## Given data

+++

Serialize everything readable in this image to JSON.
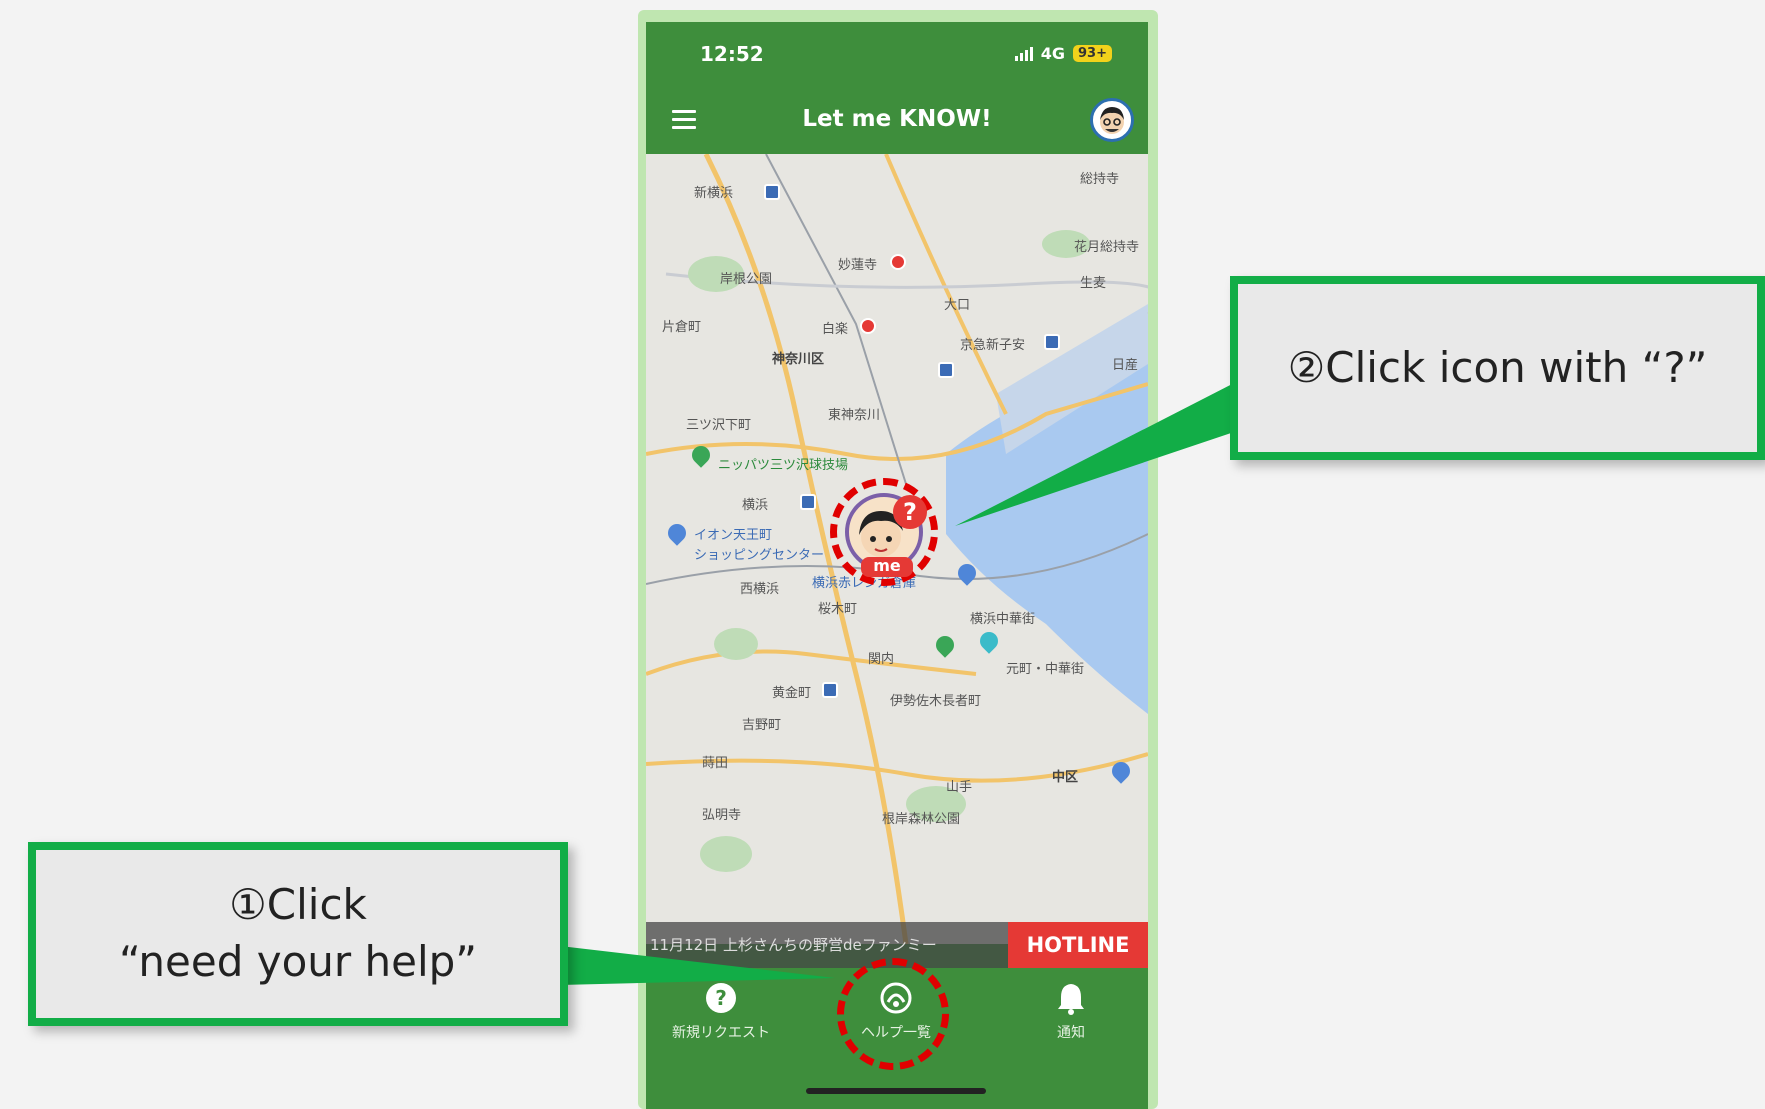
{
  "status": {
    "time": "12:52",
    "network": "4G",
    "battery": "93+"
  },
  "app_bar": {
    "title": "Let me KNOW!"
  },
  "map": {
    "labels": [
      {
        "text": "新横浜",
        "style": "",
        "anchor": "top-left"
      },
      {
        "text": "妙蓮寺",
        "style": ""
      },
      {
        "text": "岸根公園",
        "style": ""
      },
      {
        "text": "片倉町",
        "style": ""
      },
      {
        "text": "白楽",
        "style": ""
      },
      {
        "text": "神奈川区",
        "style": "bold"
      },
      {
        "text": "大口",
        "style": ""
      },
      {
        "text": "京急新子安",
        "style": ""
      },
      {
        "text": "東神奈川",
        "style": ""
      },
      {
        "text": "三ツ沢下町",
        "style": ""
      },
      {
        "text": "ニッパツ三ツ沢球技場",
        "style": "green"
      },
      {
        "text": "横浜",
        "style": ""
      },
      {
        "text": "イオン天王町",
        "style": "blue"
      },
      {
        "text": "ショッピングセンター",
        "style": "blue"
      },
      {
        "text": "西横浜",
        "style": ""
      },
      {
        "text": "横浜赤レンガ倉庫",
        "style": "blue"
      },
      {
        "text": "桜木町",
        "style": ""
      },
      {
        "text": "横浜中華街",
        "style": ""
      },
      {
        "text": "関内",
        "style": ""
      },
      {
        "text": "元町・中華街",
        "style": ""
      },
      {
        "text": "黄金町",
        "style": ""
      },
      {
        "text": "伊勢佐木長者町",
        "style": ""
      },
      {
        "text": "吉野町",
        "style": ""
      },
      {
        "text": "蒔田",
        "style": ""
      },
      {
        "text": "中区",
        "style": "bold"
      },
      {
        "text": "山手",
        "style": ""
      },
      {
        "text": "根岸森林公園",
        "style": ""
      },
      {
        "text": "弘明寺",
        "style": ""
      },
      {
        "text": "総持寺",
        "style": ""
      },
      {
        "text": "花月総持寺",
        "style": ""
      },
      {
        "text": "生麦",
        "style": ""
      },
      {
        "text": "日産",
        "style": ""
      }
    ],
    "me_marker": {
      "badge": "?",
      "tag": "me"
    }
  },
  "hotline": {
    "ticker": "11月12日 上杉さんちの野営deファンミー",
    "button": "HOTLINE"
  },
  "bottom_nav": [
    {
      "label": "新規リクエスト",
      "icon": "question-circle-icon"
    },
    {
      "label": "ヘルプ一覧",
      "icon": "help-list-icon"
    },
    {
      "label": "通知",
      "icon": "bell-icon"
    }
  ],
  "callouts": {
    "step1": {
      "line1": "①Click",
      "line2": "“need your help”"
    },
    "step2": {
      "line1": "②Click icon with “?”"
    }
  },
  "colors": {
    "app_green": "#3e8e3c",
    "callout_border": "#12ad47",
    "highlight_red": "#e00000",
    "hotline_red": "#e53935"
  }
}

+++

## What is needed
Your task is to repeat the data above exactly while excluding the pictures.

## Written reply
Serialize everything readable in this image to JSON.
{
  "status": {
    "time": "12:52",
    "network": "4G",
    "battery": "93+"
  },
  "app_bar": {
    "title": "Let me KNOW!"
  },
  "map": {
    "labels": [
      {
        "text": "新横浜",
        "style": "",
        "anchor": "top-left"
      },
      {
        "text": "妙蓮寺",
        "style": ""
      },
      {
        "text": "岸根公園",
        "style": ""
      },
      {
        "text": "片倉町",
        "style": ""
      },
      {
        "text": "白楽",
        "style": ""
      },
      {
        "text": "神奈川区",
        "style": "bold"
      },
      {
        "text": "大口",
        "style": ""
      },
      {
        "text": "京急新子安",
        "style": ""
      },
      {
        "text": "東神奈川",
        "style": ""
      },
      {
        "text": "三ツ沢下町",
        "style": ""
      },
      {
        "text": "ニッパツ三ツ沢球技場",
        "style": "green"
      },
      {
        "text": "横浜",
        "style": ""
      },
      {
        "text": "イオン天王町",
        "style": "blue"
      },
      {
        "text": "ショッピングセンター",
        "style": "blue"
      },
      {
        "text": "西横浜",
        "style": ""
      },
      {
        "text": "横浜赤レンガ倉庫",
        "style": "blue"
      },
      {
        "text": "桜木町",
        "style": ""
      },
      {
        "text": "横浜中華街",
        "style": ""
      },
      {
        "text": "関内",
        "style": ""
      },
      {
        "text": "元町・中華街",
        "style": ""
      },
      {
        "text": "黄金町",
        "style": ""
      },
      {
        "text": "伊勢佐木長者町",
        "style": ""
      },
      {
        "text": "吉野町",
        "style": ""
      },
      {
        "text": "蒔田",
        "style": ""
      },
      {
        "text": "中区",
        "style": "bold"
      },
      {
        "text": "山手",
        "style": ""
      },
      {
        "text": "根岸森林公園",
        "style": ""
      },
      {
        "text": "弘明寺",
        "style": ""
      },
      {
        "text": "総持寺",
        "style": ""
      },
      {
        "text": "花月総持寺",
        "style": ""
      },
      {
        "text": "生麦",
        "style": ""
      },
      {
        "text": "日産",
        "style": ""
      }
    ],
    "me_marker": {
      "badge": "?",
      "tag": "me"
    }
  },
  "hotline": {
    "ticker": "11月12日 上杉さんちの野営deファンミー",
    "button": "HOTLINE"
  },
  "bottom_nav": [
    {
      "label": "新規リクエスト",
      "icon": "question-circle-icon"
    },
    {
      "label": "ヘルプ一覧",
      "icon": "help-list-icon"
    },
    {
      "label": "通知",
      "icon": "bell-icon"
    }
  ],
  "callouts": {
    "step1": {
      "line1": "①Click",
      "line2": "“need your help”"
    },
    "step2": {
      "line1": "②Click icon with “?”"
    }
  },
  "colors": {
    "app_green": "#3e8e3c",
    "callout_border": "#12ad47",
    "highlight_red": "#e00000",
    "hotline_red": "#e53935"
  }
}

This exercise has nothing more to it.